In major version changes, methods, objects and semantics could change so it’s important to update major versions explicitly and carefully. It’s possible that an existing implementation of the Button SDK could stop working, or even not compile after a major version update. Where this is non-trivial, Button will create a migration guide.
A supported SDK version is guaranteed to function as it did on the day it was released, with no additional work by the Partner.
If an issue (new, or pre-existing) is discovered that is present in a supported SDK version it will be investigated as a P1 issue. If it causes an app crash, it will be investigated as a P0 issue.
Note — Bug fixes and fixes to security issues will not be backported to minor versions, but will be available in the same major version. e.g. An issue found in
v5.10.1, would be resolved in a new version that is likely much greater, but is drop-in compatible e.g.
v5.31.0. If it is present in a later major version, it would be fixed there too (e.g. in
When Button introduces changes in the SDK that require meaningful Partner effort to upgrade to the latest version, Button will mark the previous version as a Long Term Support version of the SDK. This will happen for most (but not necessarily all) major version updates of the SDK e.g.
A Long Term Support SDK version will be guaranteed to function for 1 year from its release, at which time Partners will need to upgrade. This allows Partners time to schedule and plan for any necessary work (usually small, but not always trivial.)
Button will notify Partners when a version of the SDK that is in use is approaching the end of its support period.
A version that is no longer supported may continue to function, but we do not guarantee it, and could make choices that negatively impact the behavior or performance of a version of the SDK that is no longer supported.

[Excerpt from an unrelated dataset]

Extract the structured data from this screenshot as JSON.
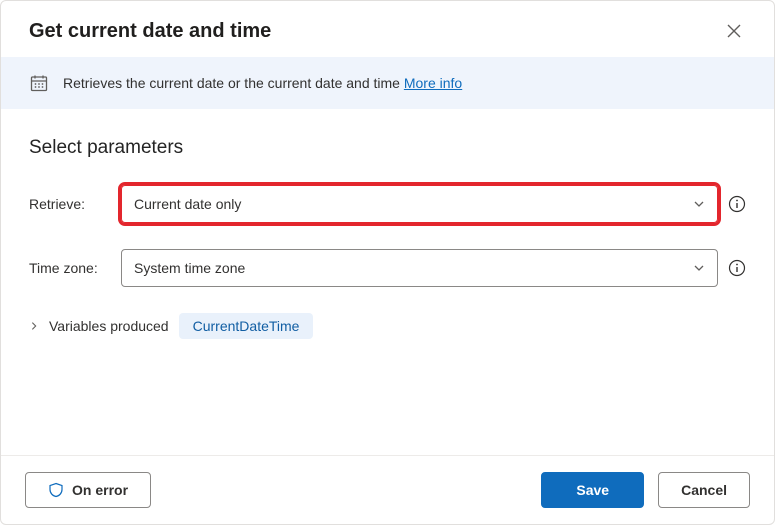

In practice it means that this version of the SDK is no longer tested during all API and system changes, and may even be intentionally disabled.
In certain scenarios, when working on major new functionality that we want to preview with our partners before fully releasing we will issue
beta releases of the Button SDK.
These will be distributed normally, but with a version number that indicates that it is a beta release.
Beta version in semantic versioning e.g.